UCI Literary Journalism Department Holds Summit to Aid Wider Community in Their Writing Pursuits
by: Tatum Larsen
photo by Kate Rutz-Robbins
The UCI literary journalism department held a “Telling Stories That Matter” Summit to aid the wider community in their pursuit of becoming better storytellers in the Humanities Hallway on Oct. 26.
The event, largely organized by Director Barry Siegel and Associate Director of the literary journalism department Patricia Pierson, was centered around equipping members of the community with writing, interviewing and researching skills that are typically exclusive to literary journalism majors.
“We’d like to share with you some of the lessons we teach our students on a daily basis during the school year,” Siegel said. “We’d also like to share with you some of the obstacles we ourselves face as writers and how to overcome them.”
The summit’s theme was finding one’s voice while staying true to a story. The summit, which focused on demystifying the art of writing, also served as an introduction for the soon to be opened Center for Story Telling, which will provide a place for individuals to share their stories.
The center will focus on helping people get their stories off the ground by finding their narrative flow.
“Our aim is to introduce you or deepen your introduction to our program and to the field of literary journalism. And above all, to introduce you to the art and craft of storytelling,” Siegel said.
Siegel said that UCI is known to employ the most talented and vetted nonfiction story telling professors in the country.
The Center for Story Telling, which will provide hands-on assistance from UCI professors in an on-campus lab, will have the writing, researching and recording equipment needed for students and the wider community to tell the stories that matter to them.
During the summit, attendees learned from literary journalism professors how to make their stories come to life on the page.
“The great thing about being a writer is taking what makes you an ‘oddball’ and turning it into what makes you a writer,” Associate Professor and author Hector Tobar said.

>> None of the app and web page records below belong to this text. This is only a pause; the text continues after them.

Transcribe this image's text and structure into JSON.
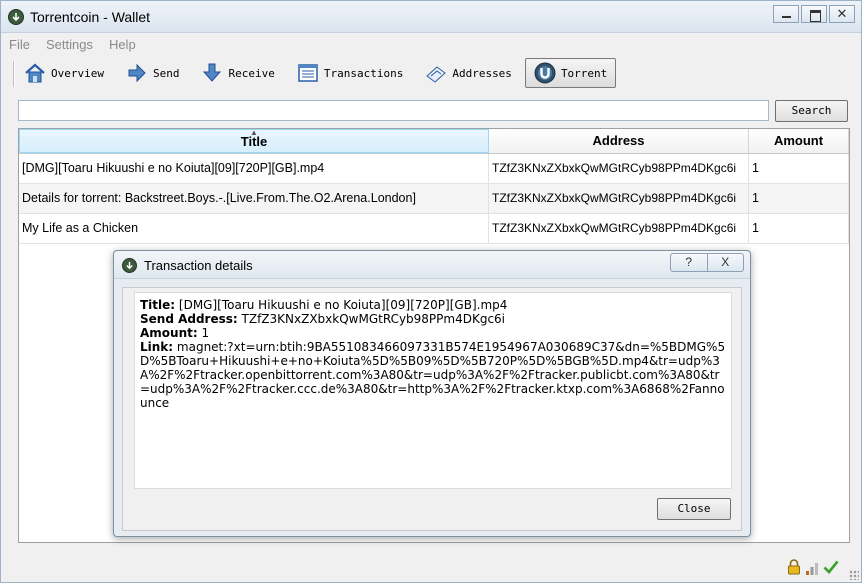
{
  "window": {
    "title": "Torrentcoin - Wallet"
  },
  "menu": [
    "File",
    "Settings",
    "Help"
  ],
  "toolbar": {
    "overview": "Overview",
    "send": "Send",
    "receive": "Receive",
    "transactions": "Transactions",
    "addresses": "Addresses",
    "torrent": "Torrent"
  },
  "search": {
    "value": "",
    "button": "Search"
  },
  "table": {
    "columns": [
      "Title",
      "Address",
      "Amount"
    ],
    "rows": [
      {
        "title": "[DMG][Toaru Hikuushi e no Koiuta][09][720P][GB].mp4",
        "address": "TZfZ3KNxZXbxkQwMGtRCyb98PPm4DKgc6i",
        "amount": "1"
      },
      {
        "title": "Details for torrent: Backstreet.Boys.-.[Live.From.The.O2.Arena.London]",
        "address": "TZfZ3KNxZXbxkQwMGtRCyb98PPm4DKgc6i",
        "amount": "1"
      },
      {
        "title": "My Life as a Chicken",
        "address": "TZfZ3KNxZXbxkQwMGtRCyb98PPm4DKgc6i",
        "amount": "1"
      }
    ]
  },
  "dialog": {
    "title": "Transaction details",
    "help": "?",
    "close_x": "X",
    "title_label": "Title:",
    "title_value": " [DMG][Toaru Hikuushi e no Koiuta][09][720P][GB].mp4",
    "address_label": "Send Address:",
    "address_value": " TZfZ3KNxZXbxkQwMGtRCyb98PPm4DKgc6i",
    "amount_label": "Amount:",
    "amount_value": " 1",
    "link_label": "Link:",
    "link_value": " magnet:?xt=urn:btih:9BA551083466097331B574E1954967A030689C37&dn=%5BDMG%5D%5BToaru+Hikuushi+e+no+Koiuta%5D%5B09%5D%5B720P%5D%5BGB%5D.mp4&tr=udp%3A%2F%2Ftracker.openbittorrent.com%3A80&tr=udp%3A%2F%2Ftracker.publicbt.com%3A80&tr=udp%3A%2F%2Ftracker.ccc.de%3A80&tr=http%3A%2F%2Ftracker.ktxp.com%3A6868%2Fannounce",
    "close_button": "Close"
  },
  "status_icons": [
    "lock-icon",
    "signal-bars-icon",
    "checkmark-icon"
  ]
}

Attendees shared stories of awkward adolescence, heartbreak, depression and finding long-lost family members. Through collective sharing, their stories found a way into a creative discussion and then further writing development.
This development continued during the second part of the seminar, in which the professors paired off for three focused writing workshops.

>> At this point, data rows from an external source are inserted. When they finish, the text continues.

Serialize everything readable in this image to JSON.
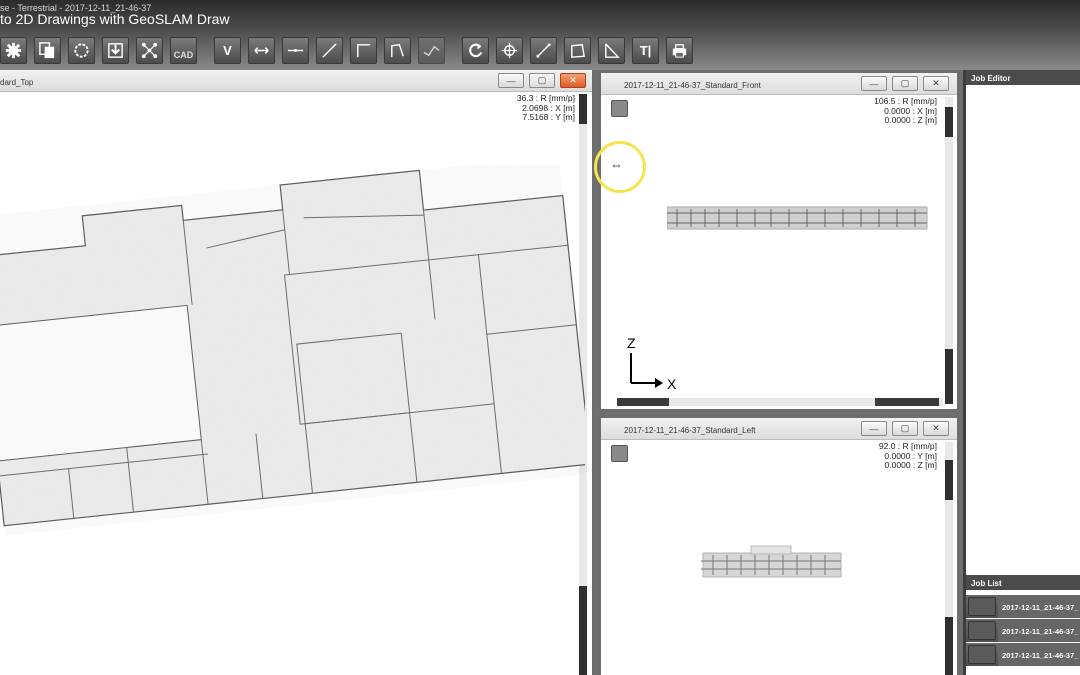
{
  "window": {
    "title": "se - Terrestrial - 2017-12-11_21-46-37"
  },
  "video": {
    "title": "to 2D Drawings with GeoSLAM Draw"
  },
  "toolbar": {
    "cad_label": "CAD",
    "v_label": "V",
    "text_label": "T|",
    "buttons": [
      "settings",
      "copy-layers",
      "circle",
      "import",
      "network",
      "cad",
      "vertical",
      "horizontal-dim",
      "horizontal-line",
      "diagonal-line",
      "corner",
      "polyline",
      "curve",
      "rotate",
      "crosshair",
      "line-tool",
      "rectangle",
      "angle",
      "text",
      "print"
    ]
  },
  "top_view": {
    "title": "dard_Top",
    "readout": [
      "36.3 : R [mm/p]",
      "2.0698 : X [m]",
      "7.5168 : Y [m]"
    ]
  },
  "front_view": {
    "title": "2017-12-11_21-46-37_Standard_Front",
    "readout": [
      "106.5 : R [mm/p]",
      "0.0000 : X [m]",
      "0.0000 : Z [m]"
    ],
    "axis_z": "Z",
    "axis_x": "X"
  },
  "left_view": {
    "title": "2017-12-11_21-46-37_Standard_Left",
    "readout": [
      "92.0 : R [mm/p]",
      "0.0000 : Y [m]",
      "0.0000 : Z [m]"
    ]
  },
  "job_editor": {
    "title": "Job Editor"
  },
  "job_list": {
    "title": "Job List",
    "items": [
      "2017-12-11_21-46-37_",
      "2017-12-11_21-46-37_",
      "2017-12-11_21-46-37_"
    ]
  },
  "colors": {
    "toolbar_bg": "#4a4a4a",
    "close_button": "#dd5a24",
    "panel_header": "#e6e6e6",
    "cursor_highlight": "#f2e64a"
  }
}
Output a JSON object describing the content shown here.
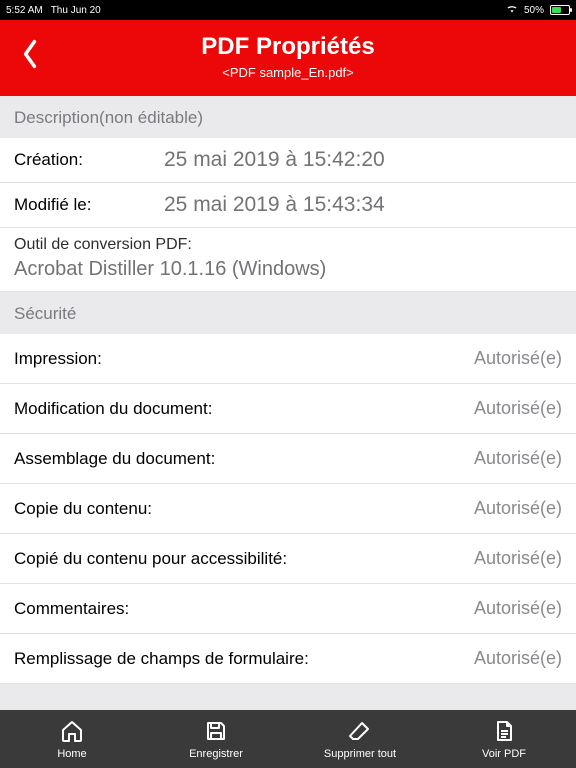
{
  "statusbar": {
    "time": "5:52 AM",
    "date": "Thu Jun 20",
    "battery": "50%"
  },
  "header": {
    "title": "PDF Propriétés",
    "subtitle": "<PDF sample_En.pdf>"
  },
  "sections": {
    "desc_header": "Description(non éditable)",
    "creation_label": "Création:",
    "creation_value": "25 mai 2019 à 15:42:20",
    "modified_label": "Modifié le:",
    "modified_value": "25 mai 2019 à 15:43:34",
    "tool_label": "Outil de conversion PDF:",
    "tool_value": "Acrobat Distiller 10.1.16 (Windows)",
    "security_header": "Sécurité"
  },
  "security": [
    {
      "label": "Impression:",
      "value": "Autorisé(e)"
    },
    {
      "label": "Modification du document:",
      "value": "Autorisé(e)"
    },
    {
      "label": "Assemblage du document:",
      "value": "Autorisé(e)"
    },
    {
      "label": "Copie du contenu:",
      "value": "Autorisé(e)"
    },
    {
      "label": "Copié du contenu pour accessibilité:",
      "value": "Autorisé(e)"
    },
    {
      "label": "Commentaires:",
      "value": "Autorisé(e)"
    },
    {
      "label": "Remplissage de champs de formulaire:",
      "value": "Autorisé(e)"
    }
  ],
  "toolbar": {
    "home": "Home",
    "save": "Enregistrer",
    "deleteall": "Supprimer tout",
    "view": "Voir PDF"
  }
}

The first workshop was with professors Tobar and Miles Corwin. They claimed that the best way to fight writer’s block is to find a thesis but have the story lead itself.
During the second workshop, professors Amy DePaul and Erika Hayasaki explained that honesty is the key to establishing trust with one’s audience.
“You owe it to your audience to tell them when you don’t know,” she said.
In the third workshop, professors Siegel and Amy Wilentz shared how to make personal narratives connect to an audience. They explained that using one’s own voice when presenting complex research or details makes a story more digestible for an audience.
The summit concluded with all professors stressing how anyone can be a storyteller with the proper tools and backing.
“I wasn’t expecting much from the seminar,” student volunteer Chloe Mosier said. “But by the end, I learned that truly anyone can get their story out.”